Consonant mutation in Nzema and Esahie
This study examines consonant mutation particularly in Esahie and Nzema. The reason for the study arises from the mutuality in the two languages. Again, previous studies have superficially treated this subject in the separate languages. However, the subject of consonant mutation is common in the above languages, yet the prevailing characteristics of the phenomenon are similar and dissimilar in the languages. Thus, this study compares and contrast consonant mutation in the two related languages to establish a correlation. In this vein, it discusses the mutational pattern, directionalities and voicing. Data for this study are assembled from four native speakers of each of the languages and literature of the respective languages. The data are analysed within the purview of Distinctive Feature Theory. The study identifies evidence to the relational effect that, the phonological environments in which the various realizations of mutation occurs also results in a harmony system. However, they differ in their mutational domains. The featural agreement normally forges between the vowel-consonant. Again, it is observed in Nzema and Esahie that, the common feature responsible for mutation in the alternant pairs, [k/x] and [k/g] is [dorsal]; [d/l] and [d/n] is [coronal]; [ʨ/ɕ] is [+strident] and [b/m] is [labial]. In both languages, harmonic assimilation is bidirectional.
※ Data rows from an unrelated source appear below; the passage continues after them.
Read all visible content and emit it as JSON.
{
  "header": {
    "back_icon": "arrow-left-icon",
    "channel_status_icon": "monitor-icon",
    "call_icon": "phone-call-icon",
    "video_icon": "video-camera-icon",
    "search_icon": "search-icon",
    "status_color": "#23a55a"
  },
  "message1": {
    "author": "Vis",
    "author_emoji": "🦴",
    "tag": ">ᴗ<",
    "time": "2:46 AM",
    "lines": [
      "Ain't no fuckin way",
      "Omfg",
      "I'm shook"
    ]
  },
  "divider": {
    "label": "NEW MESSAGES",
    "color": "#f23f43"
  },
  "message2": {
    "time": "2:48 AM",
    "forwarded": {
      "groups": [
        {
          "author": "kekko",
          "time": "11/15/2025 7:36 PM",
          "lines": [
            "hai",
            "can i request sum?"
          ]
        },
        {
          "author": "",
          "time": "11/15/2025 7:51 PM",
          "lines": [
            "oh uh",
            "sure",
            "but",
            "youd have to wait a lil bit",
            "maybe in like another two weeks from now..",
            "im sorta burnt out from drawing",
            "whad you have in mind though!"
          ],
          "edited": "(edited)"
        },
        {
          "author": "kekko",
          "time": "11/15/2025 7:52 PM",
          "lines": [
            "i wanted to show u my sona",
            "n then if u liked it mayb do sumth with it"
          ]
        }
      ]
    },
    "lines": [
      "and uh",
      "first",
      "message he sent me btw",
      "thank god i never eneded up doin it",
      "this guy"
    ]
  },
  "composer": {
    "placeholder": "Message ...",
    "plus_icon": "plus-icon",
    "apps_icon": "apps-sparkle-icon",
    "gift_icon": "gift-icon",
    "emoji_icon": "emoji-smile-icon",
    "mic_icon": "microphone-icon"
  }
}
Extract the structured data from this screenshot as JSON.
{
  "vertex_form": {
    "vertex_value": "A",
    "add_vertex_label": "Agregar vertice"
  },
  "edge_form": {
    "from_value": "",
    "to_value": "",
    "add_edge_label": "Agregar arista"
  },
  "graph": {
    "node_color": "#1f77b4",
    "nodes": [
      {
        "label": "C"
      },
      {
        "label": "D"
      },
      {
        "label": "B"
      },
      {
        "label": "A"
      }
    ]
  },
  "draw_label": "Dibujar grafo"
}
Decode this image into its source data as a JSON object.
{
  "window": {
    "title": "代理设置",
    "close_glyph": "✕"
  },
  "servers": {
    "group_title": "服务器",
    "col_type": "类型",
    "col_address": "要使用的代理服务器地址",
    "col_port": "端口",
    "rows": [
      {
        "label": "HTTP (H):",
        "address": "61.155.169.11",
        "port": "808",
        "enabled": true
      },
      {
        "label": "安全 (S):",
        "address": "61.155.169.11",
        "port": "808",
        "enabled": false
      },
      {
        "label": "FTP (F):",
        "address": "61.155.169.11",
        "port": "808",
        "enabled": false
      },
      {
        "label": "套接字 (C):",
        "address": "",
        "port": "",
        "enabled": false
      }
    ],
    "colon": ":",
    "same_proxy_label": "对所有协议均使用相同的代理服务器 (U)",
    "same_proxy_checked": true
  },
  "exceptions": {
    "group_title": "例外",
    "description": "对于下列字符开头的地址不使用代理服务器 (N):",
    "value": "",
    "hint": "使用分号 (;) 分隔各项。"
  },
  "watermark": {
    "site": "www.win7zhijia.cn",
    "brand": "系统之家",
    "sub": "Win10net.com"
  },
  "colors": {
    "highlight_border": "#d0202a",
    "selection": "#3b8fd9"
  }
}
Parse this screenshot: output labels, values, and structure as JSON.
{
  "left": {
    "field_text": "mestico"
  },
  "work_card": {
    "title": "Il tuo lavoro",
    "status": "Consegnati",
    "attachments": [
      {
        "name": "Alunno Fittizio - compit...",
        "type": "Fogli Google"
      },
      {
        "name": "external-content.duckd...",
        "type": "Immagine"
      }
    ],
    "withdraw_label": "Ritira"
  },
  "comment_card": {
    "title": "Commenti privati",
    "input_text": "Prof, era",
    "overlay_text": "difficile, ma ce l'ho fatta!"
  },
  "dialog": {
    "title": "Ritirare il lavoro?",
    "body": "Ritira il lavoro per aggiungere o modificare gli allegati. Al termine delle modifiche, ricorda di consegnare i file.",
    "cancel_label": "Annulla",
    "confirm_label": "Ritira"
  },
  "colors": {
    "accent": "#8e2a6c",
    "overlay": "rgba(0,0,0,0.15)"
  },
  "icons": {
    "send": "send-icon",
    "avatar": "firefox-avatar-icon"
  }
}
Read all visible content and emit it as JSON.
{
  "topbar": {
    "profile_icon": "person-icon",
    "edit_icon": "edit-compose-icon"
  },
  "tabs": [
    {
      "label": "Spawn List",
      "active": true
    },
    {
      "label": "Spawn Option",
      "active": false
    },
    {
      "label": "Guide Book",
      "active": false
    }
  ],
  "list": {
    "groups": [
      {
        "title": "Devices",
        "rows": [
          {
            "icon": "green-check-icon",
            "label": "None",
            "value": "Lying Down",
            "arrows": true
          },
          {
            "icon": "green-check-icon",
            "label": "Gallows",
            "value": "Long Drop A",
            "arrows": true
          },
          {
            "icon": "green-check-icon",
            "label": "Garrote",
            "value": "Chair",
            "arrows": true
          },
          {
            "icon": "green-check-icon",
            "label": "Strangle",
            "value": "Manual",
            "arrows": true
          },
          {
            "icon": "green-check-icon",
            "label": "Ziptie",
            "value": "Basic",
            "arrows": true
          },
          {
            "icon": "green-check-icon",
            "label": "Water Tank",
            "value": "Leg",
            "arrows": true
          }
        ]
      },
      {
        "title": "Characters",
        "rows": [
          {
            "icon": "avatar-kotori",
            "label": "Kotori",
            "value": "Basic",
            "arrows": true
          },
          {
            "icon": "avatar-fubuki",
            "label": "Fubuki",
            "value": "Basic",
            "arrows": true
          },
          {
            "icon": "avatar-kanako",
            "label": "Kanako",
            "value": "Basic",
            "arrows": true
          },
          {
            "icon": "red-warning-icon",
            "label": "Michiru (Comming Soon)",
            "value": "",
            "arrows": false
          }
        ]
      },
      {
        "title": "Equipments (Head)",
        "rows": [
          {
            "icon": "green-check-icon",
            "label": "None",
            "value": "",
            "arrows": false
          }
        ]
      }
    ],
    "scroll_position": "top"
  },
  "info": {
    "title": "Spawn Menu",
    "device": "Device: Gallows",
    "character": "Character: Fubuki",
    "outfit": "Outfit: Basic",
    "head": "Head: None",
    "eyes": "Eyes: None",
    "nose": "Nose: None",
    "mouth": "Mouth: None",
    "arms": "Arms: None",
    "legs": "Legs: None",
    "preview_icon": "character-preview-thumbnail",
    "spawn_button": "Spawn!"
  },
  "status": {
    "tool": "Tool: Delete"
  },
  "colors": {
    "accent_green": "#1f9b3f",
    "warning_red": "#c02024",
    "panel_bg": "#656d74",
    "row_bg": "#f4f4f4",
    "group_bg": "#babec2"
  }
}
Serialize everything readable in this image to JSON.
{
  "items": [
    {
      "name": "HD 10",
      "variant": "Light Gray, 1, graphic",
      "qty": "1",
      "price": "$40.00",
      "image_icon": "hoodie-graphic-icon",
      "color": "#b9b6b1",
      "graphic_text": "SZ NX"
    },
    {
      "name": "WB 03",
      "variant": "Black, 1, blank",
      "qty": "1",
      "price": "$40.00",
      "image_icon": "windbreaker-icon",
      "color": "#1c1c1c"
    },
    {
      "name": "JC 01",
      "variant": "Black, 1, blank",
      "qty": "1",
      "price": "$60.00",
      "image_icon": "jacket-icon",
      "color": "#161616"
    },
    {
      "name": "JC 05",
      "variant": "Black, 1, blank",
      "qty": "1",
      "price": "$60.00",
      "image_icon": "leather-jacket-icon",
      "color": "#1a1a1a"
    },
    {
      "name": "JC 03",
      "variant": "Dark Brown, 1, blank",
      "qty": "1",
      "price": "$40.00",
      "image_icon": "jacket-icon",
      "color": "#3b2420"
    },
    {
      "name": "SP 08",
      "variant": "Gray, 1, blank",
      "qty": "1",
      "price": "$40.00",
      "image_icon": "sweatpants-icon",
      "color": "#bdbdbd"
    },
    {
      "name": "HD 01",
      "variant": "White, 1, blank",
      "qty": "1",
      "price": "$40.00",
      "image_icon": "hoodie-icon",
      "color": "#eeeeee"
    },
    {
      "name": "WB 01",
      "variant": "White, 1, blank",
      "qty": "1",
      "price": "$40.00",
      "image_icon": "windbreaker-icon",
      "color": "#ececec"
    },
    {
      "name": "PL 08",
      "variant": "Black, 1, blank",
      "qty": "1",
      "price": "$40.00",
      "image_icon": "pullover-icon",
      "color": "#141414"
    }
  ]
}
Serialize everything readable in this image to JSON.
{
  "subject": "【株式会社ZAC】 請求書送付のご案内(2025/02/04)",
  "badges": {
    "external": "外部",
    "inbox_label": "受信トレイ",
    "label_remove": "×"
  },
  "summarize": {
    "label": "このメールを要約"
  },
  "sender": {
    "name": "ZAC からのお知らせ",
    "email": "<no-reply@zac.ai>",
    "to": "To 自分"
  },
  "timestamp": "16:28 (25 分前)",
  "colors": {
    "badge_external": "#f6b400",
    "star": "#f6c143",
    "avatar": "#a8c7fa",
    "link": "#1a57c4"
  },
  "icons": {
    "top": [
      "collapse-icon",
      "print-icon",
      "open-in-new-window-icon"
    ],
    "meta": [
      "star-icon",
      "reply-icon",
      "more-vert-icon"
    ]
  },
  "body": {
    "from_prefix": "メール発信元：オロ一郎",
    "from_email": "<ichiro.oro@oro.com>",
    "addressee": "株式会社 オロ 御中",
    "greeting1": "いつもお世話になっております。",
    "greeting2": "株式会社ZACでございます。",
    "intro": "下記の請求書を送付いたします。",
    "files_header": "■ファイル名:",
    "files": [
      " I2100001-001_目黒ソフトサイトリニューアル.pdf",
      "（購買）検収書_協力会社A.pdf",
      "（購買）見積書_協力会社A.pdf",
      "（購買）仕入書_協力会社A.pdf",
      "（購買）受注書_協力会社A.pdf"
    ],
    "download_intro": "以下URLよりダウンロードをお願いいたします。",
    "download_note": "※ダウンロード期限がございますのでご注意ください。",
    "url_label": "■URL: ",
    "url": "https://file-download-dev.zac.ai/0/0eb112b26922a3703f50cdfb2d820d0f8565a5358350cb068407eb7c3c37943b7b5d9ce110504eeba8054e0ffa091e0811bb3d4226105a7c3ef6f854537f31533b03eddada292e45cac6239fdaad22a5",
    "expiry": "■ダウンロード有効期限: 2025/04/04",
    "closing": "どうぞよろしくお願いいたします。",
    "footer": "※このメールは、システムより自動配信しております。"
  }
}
 Esahie is also known as Sefwi, Sehwi, or Asahyue. In Ghana, the language is classified as part of the linguistic Akan group of the larger Akan dialects, even though it shares very close intelligibility with Nzema (a solely ethnographic Akan) than Twi and Mfantse (which are both linguistic and ethnographic Akan). Therefore, in this paper, we shall refer to both variants as separate languages.
Copyright (c) 2023 Samuel Amoh, John Nyame, Isaac Nyarko, Baruch Eshun
Dieses Werk steht unter der Lizenz Creative Commons Namensnennung 4.0 International.